### YOUR TASK
Copy the records. Keep every line exactly as it is.

### DATA EXTRACT
┌──
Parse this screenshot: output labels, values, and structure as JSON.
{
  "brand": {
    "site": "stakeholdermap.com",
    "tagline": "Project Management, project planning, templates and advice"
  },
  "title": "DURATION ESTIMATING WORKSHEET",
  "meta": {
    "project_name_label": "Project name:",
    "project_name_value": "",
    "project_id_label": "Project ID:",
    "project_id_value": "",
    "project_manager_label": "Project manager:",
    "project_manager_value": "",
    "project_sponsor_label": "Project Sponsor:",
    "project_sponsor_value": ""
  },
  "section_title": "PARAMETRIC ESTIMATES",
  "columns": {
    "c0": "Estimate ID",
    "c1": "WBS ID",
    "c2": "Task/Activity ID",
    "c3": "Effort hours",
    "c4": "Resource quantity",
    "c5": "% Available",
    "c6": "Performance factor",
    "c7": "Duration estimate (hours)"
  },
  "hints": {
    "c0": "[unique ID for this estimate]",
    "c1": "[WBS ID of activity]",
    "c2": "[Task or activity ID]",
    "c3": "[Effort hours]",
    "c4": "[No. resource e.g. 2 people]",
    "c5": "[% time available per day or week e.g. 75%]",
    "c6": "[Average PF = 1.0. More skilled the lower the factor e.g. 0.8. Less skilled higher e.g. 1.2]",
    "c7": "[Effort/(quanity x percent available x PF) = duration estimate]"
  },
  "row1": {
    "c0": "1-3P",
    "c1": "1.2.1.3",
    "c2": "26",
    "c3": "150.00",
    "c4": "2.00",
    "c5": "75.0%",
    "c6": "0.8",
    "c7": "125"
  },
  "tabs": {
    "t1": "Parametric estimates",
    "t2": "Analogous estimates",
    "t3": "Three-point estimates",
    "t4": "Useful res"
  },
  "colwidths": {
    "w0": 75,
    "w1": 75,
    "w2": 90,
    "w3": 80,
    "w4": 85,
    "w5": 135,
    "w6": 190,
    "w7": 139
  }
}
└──
### SOLVED PROBLEM
Parse this screenshot: output labels, values, and structure as JSON.
{
  "brand": {
    "site": "stakeholdermap.com",
    "tagline": "Project Management, project planning, templates and advice"
  },
  "title": "DURATION ESTIMATING WORKSHEET",
  "meta": {
    "project_name_label": "Project name:",
    "project_name_value": "",
    "project_id_label": "Project ID:",
    "project_id_value": "",
    "project_manager_label": "Project manager:",
    "project_manager_value": "",
    "project_sponsor_label": "Project Sponsor:",
    "project_sponsor_value": ""
  },
  "section_title": "PARAMETRIC ESTIMATES",
  "columns": {
    "c0": "Estimate ID",
    "c1": "WBS ID",
    "c2": "Task/Activity ID",
    "c3": "Effort hours",
    "c4": "Resource quantity",
    "c5": "% Available",
    "c6": "Performance factor",
    "c7": "Duration estimate (hours)"
  },
  "hints": {
    "c0": "[unique ID for this estimate]",
    "c1": "[WBS ID of activity]",
    "c2": "[Task or activity ID]",
    "c3": "[Effort hours]",
    "c4": "[No. resource e.g. 2 people]",
    "c5": "[% time available per day or week e.g. 75%]",
    "c6": "[Average PF = 1.0. More skilled the lower the factor e.g. 0.8. Less skilled higher e.g. 1.2]",
    "c7": "[Effort/(quanity x percent available x PF) = duration estimate]"
  },
  "row1": {
    "c0": "1-3P",
    "c1": "1.2.1.3",
    "c2": "26",
    "c3": "150.00",
    "c4": "2.00",
    "c5": "75.0%",
    "c6": "0.8",
    "c7": "125"
  },
  "tabs": {
    "t1": "Parametric estimates",
    "t2": "Analogous estimates",
    "t3": "Three-point estimates",
    "t4": "Useful res"
  },
  "colwidths": {
    "w0": 75,
    "w1": 75,
    "w2": 90,
    "w3": 80,
    "w4": 85,
    "w5": 135,
    "w6": 190,
    "w7": 139
  }
}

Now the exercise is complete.